● **Activity**
For each line in the records, produce an exact copy.

** Records to use follows **

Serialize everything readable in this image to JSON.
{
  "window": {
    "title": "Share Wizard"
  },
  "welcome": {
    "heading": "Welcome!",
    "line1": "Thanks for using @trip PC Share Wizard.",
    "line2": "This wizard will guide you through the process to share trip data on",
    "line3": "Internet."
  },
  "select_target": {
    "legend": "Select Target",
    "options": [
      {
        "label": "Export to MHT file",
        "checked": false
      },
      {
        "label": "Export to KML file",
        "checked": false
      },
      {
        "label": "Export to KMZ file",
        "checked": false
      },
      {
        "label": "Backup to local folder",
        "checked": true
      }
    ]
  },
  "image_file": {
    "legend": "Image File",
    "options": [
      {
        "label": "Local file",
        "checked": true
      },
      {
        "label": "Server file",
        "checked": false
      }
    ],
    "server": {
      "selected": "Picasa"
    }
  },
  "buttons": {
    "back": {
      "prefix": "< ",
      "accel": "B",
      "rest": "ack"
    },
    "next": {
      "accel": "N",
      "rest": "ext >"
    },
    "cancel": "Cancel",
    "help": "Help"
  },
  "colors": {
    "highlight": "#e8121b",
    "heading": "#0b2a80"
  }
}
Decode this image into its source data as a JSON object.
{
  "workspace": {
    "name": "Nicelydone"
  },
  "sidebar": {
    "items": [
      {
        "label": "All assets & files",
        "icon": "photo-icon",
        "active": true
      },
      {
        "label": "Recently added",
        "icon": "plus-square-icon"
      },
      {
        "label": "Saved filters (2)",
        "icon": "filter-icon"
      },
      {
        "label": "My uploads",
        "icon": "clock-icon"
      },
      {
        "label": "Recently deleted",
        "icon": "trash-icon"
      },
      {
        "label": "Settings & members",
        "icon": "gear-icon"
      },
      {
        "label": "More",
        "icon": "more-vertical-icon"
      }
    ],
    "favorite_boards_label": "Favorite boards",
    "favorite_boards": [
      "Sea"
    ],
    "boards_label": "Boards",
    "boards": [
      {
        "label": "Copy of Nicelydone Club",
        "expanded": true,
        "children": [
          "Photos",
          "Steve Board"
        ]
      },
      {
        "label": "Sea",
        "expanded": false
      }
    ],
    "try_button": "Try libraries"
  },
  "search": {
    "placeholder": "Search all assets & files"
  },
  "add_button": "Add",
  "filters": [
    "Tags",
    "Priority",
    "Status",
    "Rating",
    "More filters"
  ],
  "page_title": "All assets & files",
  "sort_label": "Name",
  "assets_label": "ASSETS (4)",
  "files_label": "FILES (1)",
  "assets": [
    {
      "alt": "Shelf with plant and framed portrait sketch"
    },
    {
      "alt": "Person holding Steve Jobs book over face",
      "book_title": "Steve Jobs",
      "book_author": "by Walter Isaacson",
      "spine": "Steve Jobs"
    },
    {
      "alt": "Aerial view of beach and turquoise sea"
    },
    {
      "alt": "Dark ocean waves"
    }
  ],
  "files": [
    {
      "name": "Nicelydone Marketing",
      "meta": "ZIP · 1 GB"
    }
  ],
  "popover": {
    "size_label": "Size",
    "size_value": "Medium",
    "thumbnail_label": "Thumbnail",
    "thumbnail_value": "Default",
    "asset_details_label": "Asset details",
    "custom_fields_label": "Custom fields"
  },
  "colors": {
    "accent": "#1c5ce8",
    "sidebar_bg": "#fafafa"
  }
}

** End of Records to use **

● **Result for this exercise**
Serialize everything readable in this image to JSON.
{
  "window": {
    "title": "Share Wizard"
  },
  "welcome": {
    "heading": "Welcome!",
    "line1": "Thanks for using @trip PC Share Wizard.",
    "line2": "This wizard will guide you through the process to share trip data on",
    "line3": "Internet."
  },
  "select_target": {
    "legend": "Select Target",
    "options": [
      {
        "label": "Export to MHT file",
        "checked": false
      },
      {
        "label": "Export to KML file",
        "checked": false
      },
      {
        "label": "Export to KMZ file",
        "checked": false
      },
      {
        "label": "Backup to local folder",
        "checked": true
      }
    ]
  },
  "image_file": {
    "legend": "Image File",
    "options": [
      {
        "label": "Local file",
        "checked": true
      },
      {
        "label": "Server file",
        "checked": false
      }
    ],
    "server": {
      "selected": "Picasa"
    }
  },
  "buttons": {
    "back": {
      "prefix": "< ",
      "accel": "B",
      "rest": "ack"
    },
    "next": {
      "accel": "N",
      "rest": "ext >"
    },
    "cancel": "Cancel",
    "help": "Help"
  },
  "colors": {
    "highlight": "#e8121b",
    "heading": "#0b2a80"
  }
}
Decode this image into its source data as a JSON object.
{
  "workspace": {
    "name": "Nicelydone"
  },
  "sidebar": {
    "items": [
      {
        "label": "All assets & files",
        "icon": "photo-icon",
        "active": true
      },
      {
        "label": "Recently added",
        "icon": "plus-square-icon"
      },
      {
        "label": "Saved filters (2)",
        "icon": "filter-icon"
      },
      {
        "label": "My uploads",
        "icon": "clock-icon"
      },
      {
        "label": "Recently deleted",
        "icon": "trash-icon"
      },
      {
        "label": "Settings & members",
        "icon": "gear-icon"
      },
      {
        "label": "More",
        "icon": "more-vertical-icon"
      }
    ],
    "favorite_boards_label": "Favorite boards",
    "favorite_boards": [
      "Sea"
    ],
    "boards_label": "Boards",
    "boards": [
      {
        "label": "Copy of Nicelydone Club",
        "expanded": true,
        "children": [
          "Photos",
          "Steve Board"
        ]
      },
      {
        "label": "Sea",
        "expanded": false
      }
    ],
    "try_button": "Try libraries"
  },
  "search": {
    "placeholder": "Search all assets & files"
  },
  "add_button": "Add",
  "filters": [
    "Tags",
    "Priority",
    "Status",
    "Rating",
    "More filters"
  ],
  "page_title": "All assets & files",
  "sort_label": "Name",
  "assets_label": "ASSETS (4)",
  "files_label": "FILES (1)",
  "assets": [
    {
      "alt": "Shelf with plant and framed portrait sketch"
    },
    {
      "alt": "Person holding Steve Jobs book over face",
      "book_title": "Steve Jobs",
      "book_author": "by Walter Isaacson",
      "spine": "Steve Jobs"
    },
    {
      "alt": "Aerial view of beach and turquoise sea"
    },
    {
      "alt": "Dark ocean waves"
    }
  ],
  "files": [
    {
      "name": "Nicelydone Marketing",
      "meta": "ZIP · 1 GB"
    }
  ],
  "popover": {
    "size_label": "Size",
    "size_value": "Medium",
    "thumbnail_label": "Thumbnail",
    "thumbnail_value": "Default",
    "asset_details_label": "Asset details",
    "custom_fields_label": "Custom fields"
  },
  "colors": {
    "accent": "#1c5ce8",
    "sidebar_bg": "#fafafa"
  }
}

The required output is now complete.